● **WORK TO COMPLETE**:
Return the following data exactly, with all pictures left out.

(Dataset records)
┌──
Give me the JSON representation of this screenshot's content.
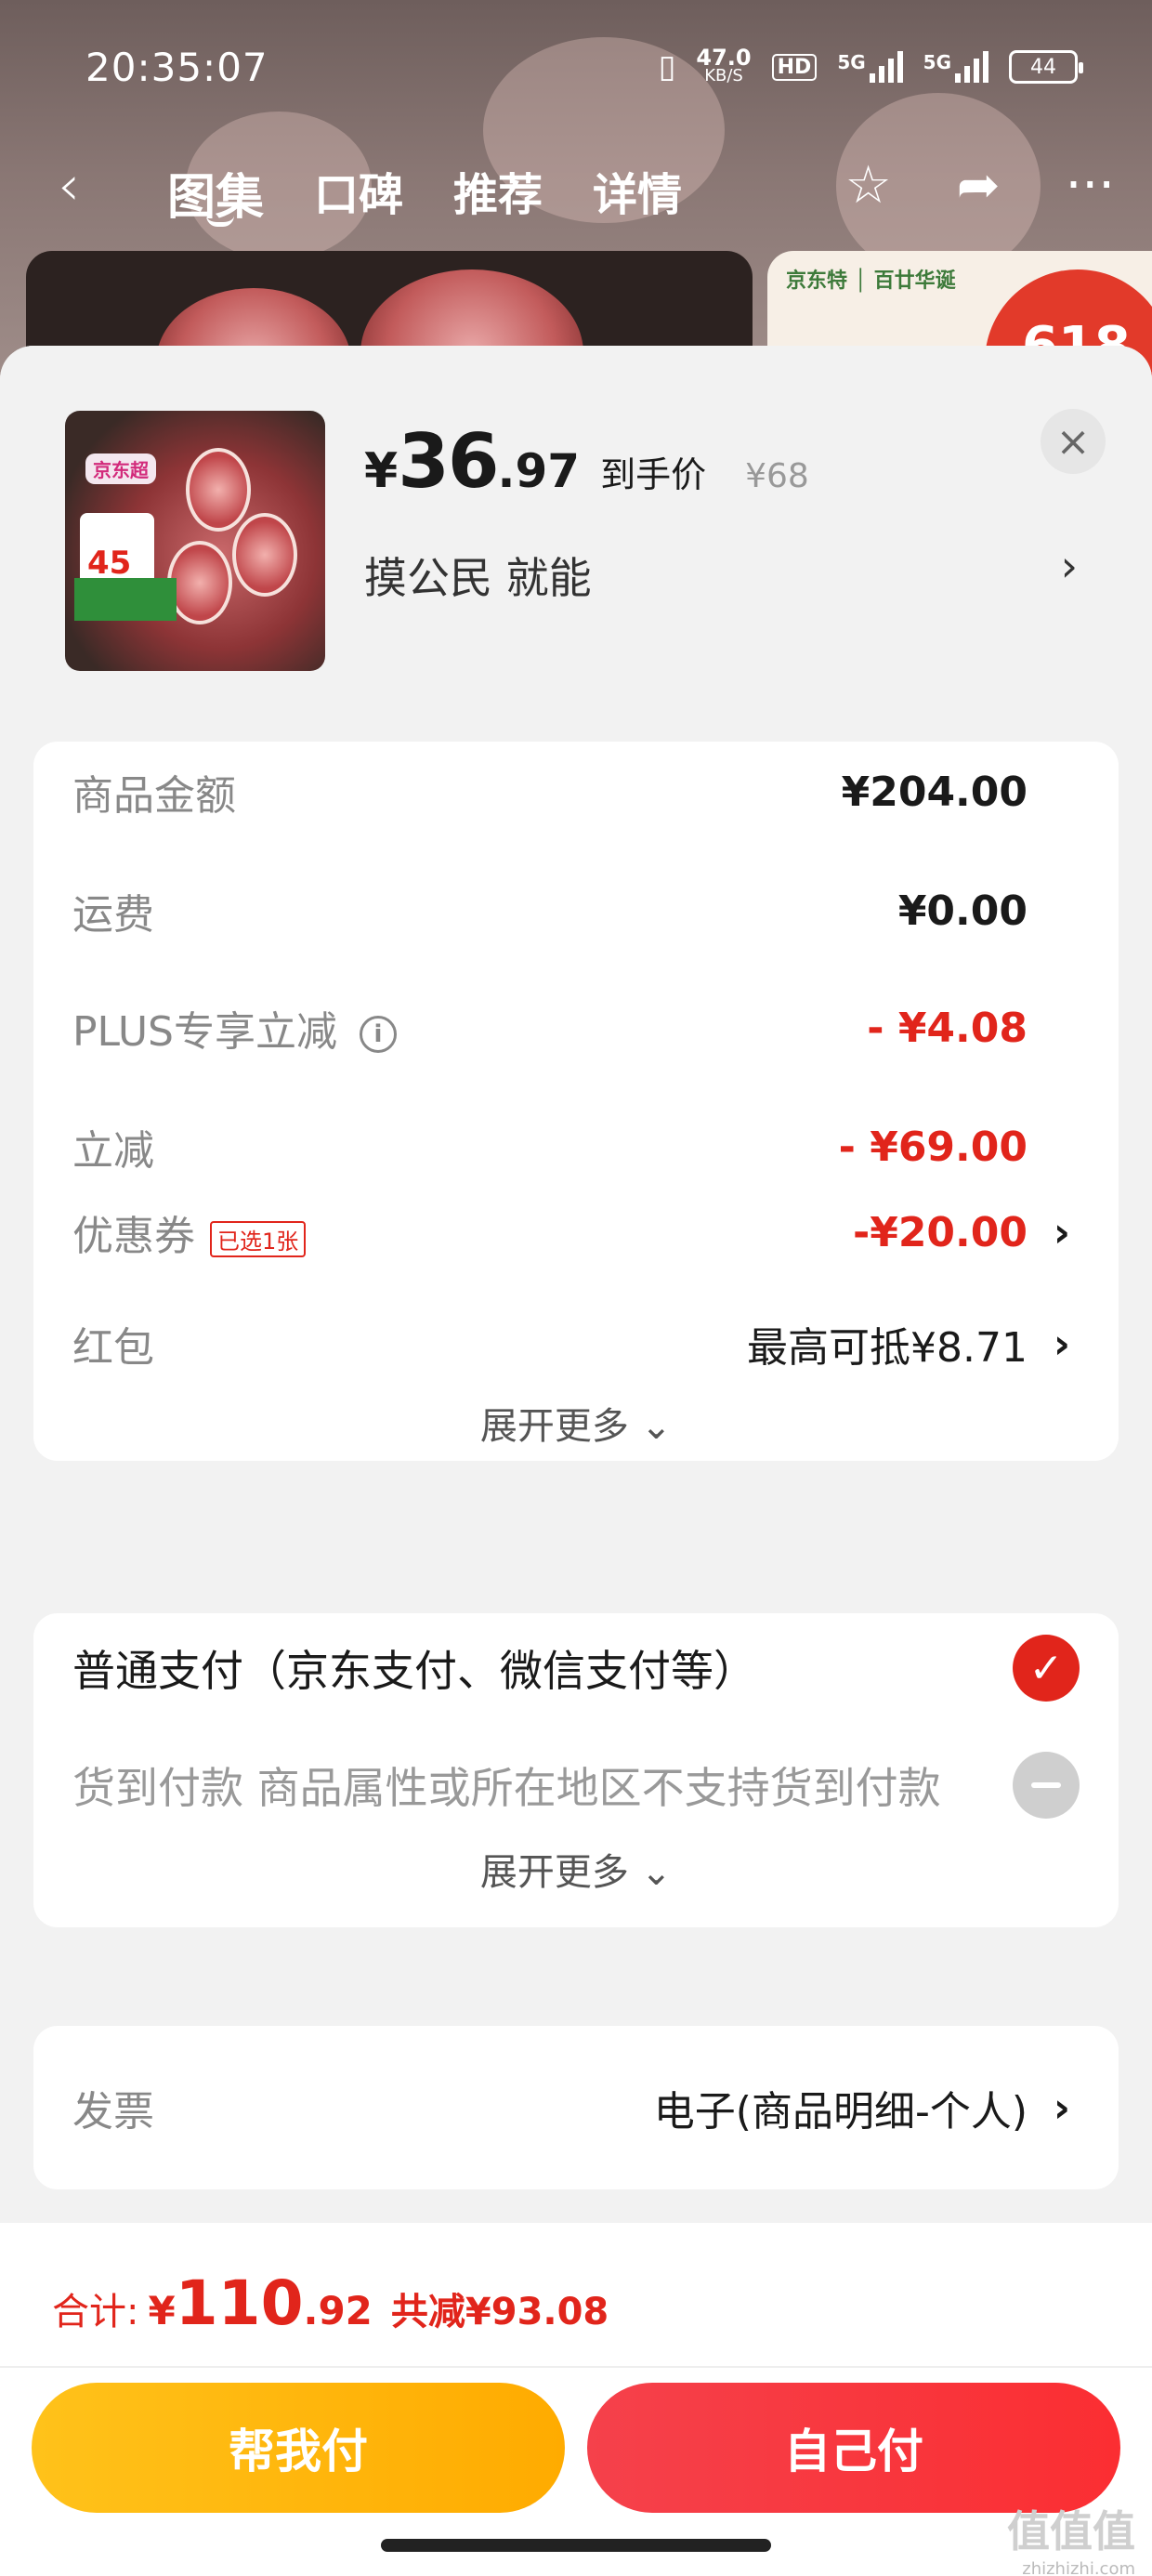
{
  "status_bar": {
    "time": "20:35:07",
    "net_speed_value": "47.0",
    "net_speed_unit": "KB/S",
    "hd": "HD",
    "sig1": "5G",
    "sig2": "5G",
    "battery": "44"
  },
  "nav": {
    "back_icon": "chevron-left-icon",
    "tabs": [
      {
        "label": "图集",
        "active": true
      },
      {
        "label": "口碑"
      },
      {
        "label": "推荐"
      },
      {
        "label": "详情"
      }
    ],
    "favorite_icon": "star-icon",
    "share_icon": "share-icon",
    "more_icon": "more-icon"
  },
  "background_cards": {
    "right_brand": "京东特 │ 百廿华诞",
    "badge": "618"
  },
  "product": {
    "thumb_tag": "京东超",
    "thumb_price": "45",
    "price_yen": "¥",
    "price_int": "36",
    "price_dec": ".97",
    "price_label": "到手价",
    "original_price": "¥68",
    "sku": "摸公民  就能",
    "close_icon": "close-icon"
  },
  "summary": {
    "rows": [
      {
        "label": "商品金额",
        "value": "¥204.00"
      },
      {
        "label": "运费",
        "value": "¥0.00"
      },
      {
        "label": "PLUS专享立减",
        "value": "- ¥4.08"
      },
      {
        "label": "立减",
        "value": "- ¥69.00"
      },
      {
        "label": "优惠券",
        "tag": "已选1张",
        "value": "-¥20.00"
      },
      {
        "label": "红包",
        "value": "最高可抵¥8.71"
      }
    ],
    "expand": "展开更多"
  },
  "payment": {
    "options": [
      {
        "label": "普通支付（京东支付、微信支付等）",
        "selected": true
      },
      {
        "label": "货到付款 商品属性或所在地区不支持货到付款",
        "selected": false
      }
    ],
    "expand": "展开更多"
  },
  "invoice": {
    "label": "发票",
    "value": "电子(商品明细-个人)"
  },
  "footer": {
    "total_label": "合计:",
    "total_yen": "¥",
    "total_int": "110",
    "total_dec": ".92",
    "saved": "共减¥93.08",
    "friend_pay": "帮我付",
    "self_pay": "自己付",
    "watermark": "值值值",
    "watermark_sub": "zhizhizhi.com"
  },
  "colors": {
    "accent": "#e1251b",
    "friend_button": "#ffb400",
    "self_button": "#f73a3f"
  }
}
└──
● **WRITTEN RESPONSE**:
Give me the JSON representation of this screenshot's content.
{
  "status_bar": {
    "time": "20:35:07",
    "net_speed_value": "47.0",
    "net_speed_unit": "KB/S",
    "hd": "HD",
    "sig1": "5G",
    "sig2": "5G",
    "battery": "44"
  },
  "nav": {
    "back_icon": "chevron-left-icon",
    "tabs": [
      {
        "label": "图集",
        "active": true
      },
      {
        "label": "口碑"
      },
      {
        "label": "推荐"
      },
      {
        "label": "详情"
      }
    ],
    "favorite_icon": "star-icon",
    "share_icon": "share-icon",
    "more_icon": "more-icon"
  },
  "background_cards": {
    "right_brand": "京东特 │ 百廿华诞",
    "badge": "618"
  },
  "product": {
    "thumb_tag": "京东超",
    "thumb_price": "45",
    "price_yen": "¥",
    "price_int": "36",
    "price_dec": ".97",
    "price_label": "到手价",
    "original_price": "¥68",
    "sku": "摸公民  就能",
    "close_icon": "close-icon"
  },
  "summary": {
    "rows": [
      {
        "label": "商品金额",
        "value": "¥204.00"
      },
      {
        "label": "运费",
        "value": "¥0.00"
      },
      {
        "label": "PLUS专享立减",
        "value": "- ¥4.08"
      },
      {
        "label": "立减",
        "value": "- ¥69.00"
      },
      {
        "label": "优惠券",
        "tag": "已选1张",
        "value": "-¥20.00"
      },
      {
        "label": "红包",
        "value": "最高可抵¥8.71"
      }
    ],
    "expand": "展开更多"
  },
  "payment": {
    "options": [
      {
        "label": "普通支付（京东支付、微信支付等）",
        "selected": true
      },
      {
        "label": "货到付款 商品属性或所在地区不支持货到付款",
        "selected": false
      }
    ],
    "expand": "展开更多"
  },
  "invoice": {
    "label": "发票",
    "value": "电子(商品明细-个人)"
  },
  "footer": {
    "total_label": "合计:",
    "total_yen": "¥",
    "total_int": "110",
    "total_dec": ".92",
    "saved": "共减¥93.08",
    "friend_pay": "帮我付",
    "self_pay": "自己付",
    "watermark": "值值值",
    "watermark_sub": "zhizhizhi.com"
  },
  "colors": {
    "accent": "#e1251b",
    "friend_button": "#ffb400",
    "self_button": "#f73a3f"
  }
}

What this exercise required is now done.